Founded in 1998 by Trevor Patzer and Usha Acharya, the Little Sisters Fund started with a gift of education planted in the United States that is now blooming in the country of Nepal.
When Trevor was 13 or 14 a family friend offered that if he was accepted to one of the top boarding schools in the USA, St. Paul’s School, the friend would financially support Trevor’s education there. In the spring of 1989 Trevor was accepted and true to his word, the family friend paid for Trevor’s St. Paul’s schooling giving Trevor first-hand experience of how life altering the gift of education is. Trevor did not know it at the time, but the seeds for the Little Sisters Fund were planted through this generous gift of education years before the first girl received a scholarship in Nepal.

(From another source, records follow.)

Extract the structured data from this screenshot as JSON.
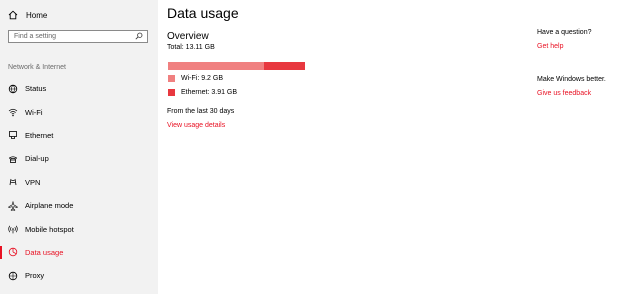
{
  "sidebar": {
    "home_label": "Home",
    "search_placeholder": "Find a setting",
    "section_header": "Network & Internet",
    "items": [
      {
        "label": "Status"
      },
      {
        "label": "Wi-Fi"
      },
      {
        "label": "Ethernet"
      },
      {
        "label": "Dial-up"
      },
      {
        "label": "VPN"
      },
      {
        "label": "Airplane mode"
      },
      {
        "label": "Mobile hotspot"
      },
      {
        "label": "Data usage",
        "active": true
      },
      {
        "label": "Proxy"
      }
    ]
  },
  "main": {
    "title": "Data usage",
    "overview": {
      "heading": "Overview",
      "total": "Total: 13.11 GB",
      "wifi": {
        "label": "Wi-Fi: 9.2 GB",
        "gb": 9.2,
        "color": "#f08080"
      },
      "ethernet": {
        "label": "Ethernet: 3.91 GB",
        "gb": 3.91,
        "color": "#e8383f"
      }
    },
    "period": "From the last 30 days",
    "details_link": "View usage details"
  },
  "right_panel": {
    "question": "Have a question?",
    "help_link": "Get help",
    "better": "Make Windows better.",
    "feedback_link": "Give us feedback"
  },
  "colors": {
    "accent": "#e81123",
    "sidebar_bg": "#f2f2f2"
  }
}
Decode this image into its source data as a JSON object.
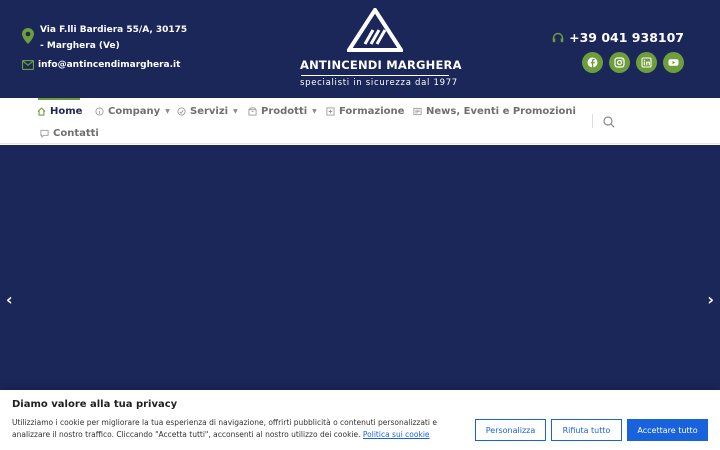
{
  "header": {
    "address": "Via F.lli Bardiera 55/A, 30175 - Marghera (Ve)",
    "email": "info@antincendimarghera.it",
    "phone": "+39 041 938107",
    "logo_brand": "ANTINCENDI MARGHERA",
    "logo_tagline": "specialisti in sicurezza dal 1977",
    "social_icons": [
      "facebook-icon",
      "instagram-icon",
      "linkedin-icon",
      "youtube-icon"
    ]
  },
  "nav": {
    "items": [
      {
        "label": "Home",
        "icon": "home-icon",
        "active": true
      },
      {
        "label": "Company",
        "icon": "info-icon",
        "dropdown": true
      },
      {
        "label": "Servizi",
        "icon": "services-icon",
        "dropdown": true
      },
      {
        "label": "Prodotti",
        "icon": "box-icon",
        "dropdown": true
      },
      {
        "label": "Formazione",
        "icon": "plus-square-icon"
      },
      {
        "label": "News, Eventi e Promozioni",
        "icon": "newspaper-icon"
      },
      {
        "label": "Contatti",
        "icon": "chat-icon"
      }
    ]
  },
  "hero": {
    "prev_label": "‹",
    "next_label": "›"
  },
  "cookie": {
    "title": "Diamo valore alla tua privacy",
    "text": "Utilizziamo i cookie per migliorare la tua esperienza di navigazione, offrirti pubblicità o contenuti personalizzati e analizzare il nostro traffico. Cliccando \"Accetta tutti\", acconsenti al nostro utilizzo dei cookie.",
    "policy_link": "Politica sui cookie",
    "customize_label": "Personalizza",
    "reject_label": "Rifiuta tutto",
    "accept_label": "Accettare tutto"
  },
  "colors": {
    "navy": "#1b2659",
    "green": "#6e9e3b",
    "cookie_blue": "#1863dc"
  }
}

Leaping forward 10 years, Trevor had an opportunity to travel to Nepal and to trek to the base camp of Mt. Everest. While in Nepal he saw the poor state of the Nepalese educational system and when he returned to Kathmandu, he asked his friend and mentor, Usha Acharya if there was a child he could help get an education. Usha replied that there was not a child, but a girl and she introduced Trevor to the plight of women and girls in Nepal and to the challenges girls face just to go to school. She also introduced Trevor to Bindhaya, a young girl not in school and therefore at-risk of child labor, child marriage and child trafficking.
This introduction changed Trevor’s life and was the spark that ignited what is now the Little Sisters Fund. Trevor asked what he could do and Usha suggested that he could pay Bindhaya’s tuition, book, supply and uniform expenses and in doing so, provide her with safety, opportunity and hope through the gift of an education. On-the-spot Trevor committed to support Bindhaya’s education, the first Little Sister. Today she is a highly successful nurse at one of Nepal’s best hospitals. She is a School Coordinator and mentors a group of 15 younger Little Sisters and in her spare time, she continues to pursue her Masters In Education. Perhaps most importantly, Bindhaya is “paying it forward” by choosing to personally finance the education of a younger Little Sister.
Back in the USA
When Trevor returned to the US after his trip, family and friends would ask him what his favorite experience was from Nepal. They expected him to say watching the sunrise between Everest and Lhotse from the top of Kala Pattar… and when Trevor would answer that his most rewarding experience was meeting Bindhaya and explained the state of female education in Nepal and that he was supporting Bindhaya’s future education, people would ask how they could help and wanted to support the education of other girls. This is when the seeds of the Little Sisters Fund, planted a decade before by the gift of education that Trevor had received, took root resulting in the birth of the Little Sisters Fund.
Little did Trevor know at the time that Usha was a world expert on the rights of women and girls in South Asia and had led teams at both the Asia Foundation and at Save the Children UK and had written and published numerous books and articles on the state of the Nepalese educational system. Trevor explains that, “Usha is it when it comes to education and female rights in Nepal. She is hands-down the most knowledgeable, respected and compassionate person in the field of Nepalese female education.”
In 1998 the Little Sisters Fund supported one girl, Bindhaya. In 1999, there were 17 Little Sisters. In 2000 the Fund had grown to support 35 girls… and today there are over 1,500 Little Sisters on long-term scholarships doing amazingly well both individually and collectively.
Trevor and Usha are both still integrally involved in the Little Sisters Fund. Trevor leads Little Sisters Fund efforts in the USA while Usha leads the extremely talented and committed team in Nepal and both report to a uniquely skilled and knowledgeable Board of Directors.
Thousands of people in Nepal call Usha “didi”, a term of endearment and respect for “older sister”. Usha and the Nepalese team combined with the support of our donors are saving and changing lives, one girl at a time, in Nepal.
“We know that there is no tool for progress more powerful than the education of girls and the empowerment of women.” Kofi Annan, 2003